Task prompt » For this task, retype the records below exactly.

App and web page records:
====
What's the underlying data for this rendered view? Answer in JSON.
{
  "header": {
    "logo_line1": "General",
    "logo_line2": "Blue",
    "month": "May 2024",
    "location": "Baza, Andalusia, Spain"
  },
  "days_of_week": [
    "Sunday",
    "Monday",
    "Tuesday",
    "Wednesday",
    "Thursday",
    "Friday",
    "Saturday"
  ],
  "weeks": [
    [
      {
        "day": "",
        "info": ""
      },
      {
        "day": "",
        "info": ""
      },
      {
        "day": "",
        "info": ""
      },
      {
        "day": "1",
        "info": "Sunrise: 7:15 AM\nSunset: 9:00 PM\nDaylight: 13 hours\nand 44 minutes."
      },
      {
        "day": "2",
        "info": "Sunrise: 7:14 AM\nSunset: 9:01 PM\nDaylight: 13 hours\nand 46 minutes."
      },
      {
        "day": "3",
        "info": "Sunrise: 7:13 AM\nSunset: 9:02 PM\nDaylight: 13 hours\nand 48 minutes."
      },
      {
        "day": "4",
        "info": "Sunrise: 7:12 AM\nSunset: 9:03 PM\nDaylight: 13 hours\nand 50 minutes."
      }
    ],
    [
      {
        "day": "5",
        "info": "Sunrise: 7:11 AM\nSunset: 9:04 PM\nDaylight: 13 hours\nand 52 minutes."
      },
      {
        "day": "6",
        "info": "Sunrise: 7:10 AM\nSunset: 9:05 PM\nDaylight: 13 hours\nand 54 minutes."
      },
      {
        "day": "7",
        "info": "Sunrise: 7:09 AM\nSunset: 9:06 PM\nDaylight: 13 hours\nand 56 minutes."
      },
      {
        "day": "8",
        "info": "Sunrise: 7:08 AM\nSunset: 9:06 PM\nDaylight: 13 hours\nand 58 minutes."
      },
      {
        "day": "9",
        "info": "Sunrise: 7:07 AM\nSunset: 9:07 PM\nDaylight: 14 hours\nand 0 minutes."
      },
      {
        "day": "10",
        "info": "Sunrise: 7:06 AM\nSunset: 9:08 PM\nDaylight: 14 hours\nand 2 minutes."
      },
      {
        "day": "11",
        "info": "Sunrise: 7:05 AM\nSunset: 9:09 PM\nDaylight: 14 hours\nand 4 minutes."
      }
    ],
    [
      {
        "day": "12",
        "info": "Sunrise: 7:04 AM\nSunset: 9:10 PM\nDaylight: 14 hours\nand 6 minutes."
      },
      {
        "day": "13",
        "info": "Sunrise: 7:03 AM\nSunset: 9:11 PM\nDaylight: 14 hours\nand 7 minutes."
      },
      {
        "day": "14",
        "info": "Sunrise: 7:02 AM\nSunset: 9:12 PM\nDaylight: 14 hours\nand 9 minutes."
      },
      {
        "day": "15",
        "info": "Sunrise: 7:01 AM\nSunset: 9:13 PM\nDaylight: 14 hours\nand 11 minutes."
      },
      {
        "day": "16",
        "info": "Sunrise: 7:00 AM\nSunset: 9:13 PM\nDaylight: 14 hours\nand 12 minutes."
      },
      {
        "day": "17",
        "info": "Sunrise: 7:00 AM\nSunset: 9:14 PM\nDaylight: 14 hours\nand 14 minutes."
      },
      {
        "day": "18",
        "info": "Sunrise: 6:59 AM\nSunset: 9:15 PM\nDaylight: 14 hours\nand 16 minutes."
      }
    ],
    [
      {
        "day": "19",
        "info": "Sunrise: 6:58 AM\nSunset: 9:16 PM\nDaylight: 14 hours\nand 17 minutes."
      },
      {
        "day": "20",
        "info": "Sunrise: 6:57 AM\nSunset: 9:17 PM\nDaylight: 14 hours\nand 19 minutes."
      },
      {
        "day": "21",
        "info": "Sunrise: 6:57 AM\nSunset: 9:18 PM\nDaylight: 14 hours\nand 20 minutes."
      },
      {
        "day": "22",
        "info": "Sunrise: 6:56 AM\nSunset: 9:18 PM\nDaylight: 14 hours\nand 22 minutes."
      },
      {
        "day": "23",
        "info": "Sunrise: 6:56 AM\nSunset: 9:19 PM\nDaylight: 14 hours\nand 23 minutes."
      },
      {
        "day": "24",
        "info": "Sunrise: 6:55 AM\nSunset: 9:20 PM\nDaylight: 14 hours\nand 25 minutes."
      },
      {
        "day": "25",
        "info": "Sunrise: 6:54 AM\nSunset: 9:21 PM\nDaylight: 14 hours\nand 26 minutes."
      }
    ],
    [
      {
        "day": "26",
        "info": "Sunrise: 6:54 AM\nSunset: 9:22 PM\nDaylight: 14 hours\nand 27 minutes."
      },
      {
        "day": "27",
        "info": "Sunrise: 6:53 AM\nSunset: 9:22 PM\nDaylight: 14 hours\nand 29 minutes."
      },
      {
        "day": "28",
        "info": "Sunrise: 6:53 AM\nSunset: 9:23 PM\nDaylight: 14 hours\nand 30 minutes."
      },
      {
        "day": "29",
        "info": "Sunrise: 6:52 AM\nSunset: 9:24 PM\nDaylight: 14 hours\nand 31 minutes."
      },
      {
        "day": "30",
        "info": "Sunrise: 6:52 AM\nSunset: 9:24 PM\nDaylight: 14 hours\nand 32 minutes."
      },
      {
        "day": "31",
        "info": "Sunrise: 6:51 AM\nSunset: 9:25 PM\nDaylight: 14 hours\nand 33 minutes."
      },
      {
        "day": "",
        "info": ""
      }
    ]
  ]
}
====
Task output »
What's the underlying data for this rendered view? Answer in JSON.
{
  "header": {
    "logo_line1": "General",
    "logo_line2": "Blue",
    "month": "May 2024",
    "location": "Baza, Andalusia, Spain"
  },
  "days_of_week": [
    "Sunday",
    "Monday",
    "Tuesday",
    "Wednesday",
    "Thursday",
    "Friday",
    "Saturday"
  ],
  "weeks": [
    [
      {
        "day": "",
        "info": ""
      },
      {
        "day": "",
        "info": ""
      },
      {
        "day": "",
        "info": ""
      },
      {
        "day": "1",
        "info": "Sunrise: 7:15 AM\nSunset: 9:00 PM\nDaylight: 13 hours\nand 44 minutes."
      },
      {
        "day": "2",
        "info": "Sunrise: 7:14 AM\nSunset: 9:01 PM\nDaylight: 13 hours\nand 46 minutes."
      },
      {
        "day": "3",
        "info": "Sunrise: 7:13 AM\nSunset: 9:02 PM\nDaylight: 13 hours\nand 48 minutes."
      },
      {
        "day": "4",
        "info": "Sunrise: 7:12 AM\nSunset: 9:03 PM\nDaylight: 13 hours\nand 50 minutes."
      }
    ],
    [
      {
        "day": "5",
        "info": "Sunrise: 7:11 AM\nSunset: 9:04 PM\nDaylight: 13 hours\nand 52 minutes."
      },
      {
        "day": "6",
        "info": "Sunrise: 7:10 AM\nSunset: 9:05 PM\nDaylight: 13 hours\nand 54 minutes."
      },
      {
        "day": "7",
        "info": "Sunrise: 7:09 AM\nSunset: 9:06 PM\nDaylight: 13 hours\nand 56 minutes."
      },
      {
        "day": "8",
        "info": "Sunrise: 7:08 AM\nSunset: 9:06 PM\nDaylight: 13 hours\nand 58 minutes."
      },
      {
        "day": "9",
        "info": "Sunrise: 7:07 AM\nSunset: 9:07 PM\nDaylight: 14 hours\nand 0 minutes."
      },
      {
        "day": "10",
        "info": "Sunrise: 7:06 AM\nSunset: 9:08 PM\nDaylight: 14 hours\nand 2 minutes."
      },
      {
        "day": "11",
        "info": "Sunrise: 7:05 AM\nSunset: 9:09 PM\nDaylight: 14 hours\nand 4 minutes."
      }
    ],
    [
      {
        "day": "12",
        "info": "Sunrise: 7:04 AM\nSunset: 9:10 PM\nDaylight: 14 hours\nand 6 minutes."
      },
      {
        "day": "13",
        "info": "Sunrise: 7:03 AM\nSunset: 9:11 PM\nDaylight: 14 hours\nand 7 minutes."
      },
      {
        "day": "14",
        "info": "Sunrise: 7:02 AM\nSunset: 9:12 PM\nDaylight: 14 hours\nand 9 minutes."
      },
      {
        "day": "15",
        "info": "Sunrise: 7:01 AM\nSunset: 9:13 PM\nDaylight: 14 hours\nand 11 minutes."
      },
      {
        "day": "16",
        "info": "Sunrise: 7:00 AM\nSunset: 9:13 PM\nDaylight: 14 hours\nand 12 minutes."
      },
      {
        "day": "17",
        "info": "Sunrise: 7:00 AM\nSunset: 9:14 PM\nDaylight: 14 hours\nand 14 minutes."
      },
      {
        "day": "18",
        "info": "Sunrise: 6:59 AM\nSunset: 9:15 PM\nDaylight: 14 hours\nand 16 minutes."
      }
    ],
    [
      {
        "day": "19",
        "info": "Sunrise: 6:58 AM\nSunset: 9:16 PM\nDaylight: 14 hours\nand 17 minutes."
      },
      {
        "day": "20",
        "info": "Sunrise: 6:57 AM\nSunset: 9:17 PM\nDaylight: 14 hours\nand 19 minutes."
      },
      {
        "day": "21",
        "info": "Sunrise: 6:57 AM\nSunset: 9:18 PM\nDaylight: 14 hours\nand 20 minutes."
      },
      {
        "day": "22",
        "info": "Sunrise: 6:56 AM\nSunset: 9:18 PM\nDaylight: 14 hours\nand 22 minutes."
      },
      {
        "day": "23",
        "info": "Sunrise: 6:56 AM\nSunset: 9:19 PM\nDaylight: 14 hours\nand 23 minutes."
      },
      {
        "day": "24",
        "info": "Sunrise: 6:55 AM\nSunset: 9:20 PM\nDaylight: 14 hours\nand 25 minutes."
      },
      {
        "day": "25",
        "info": "Sunrise: 6:54 AM\nSunset: 9:21 PM\nDaylight: 14 hours\nand 26 minutes."
      }
    ],
    [
      {
        "day": "26",
        "info": "Sunrise: 6:54 AM\nSunset: 9:22 PM\nDaylight: 14 hours\nand 27 minutes."
      },
      {
        "day": "27",
        "info": "Sunrise: 6:53 AM\nSunset: 9:22 PM\nDaylight: 14 hours\nand 29 minutes."
      },
      {
        "day": "28",
        "info": "Sunrise: 6:53 AM\nSunset: 9:23 PM\nDaylight: 14 hours\nand 30 minutes."
      },
      {
        "day": "29",
        "info": "Sunrise: 6:52 AM\nSunset: 9:24 PM\nDaylight: 14 hours\nand 31 minutes."
      },
      {
        "day": "30",
        "info": "Sunrise: 6:52 AM\nSunset: 9:24 PM\nDaylight: 14 hours\nand 32 minutes."
      },
      {
        "day": "31",
        "info": "Sunrise: 6:51 AM\nSunset: 9:25 PM\nDaylight: 14 hours\nand 33 minutes."
      },
      {
        "day": "",
        "info": ""
      }
    ]
  ]
}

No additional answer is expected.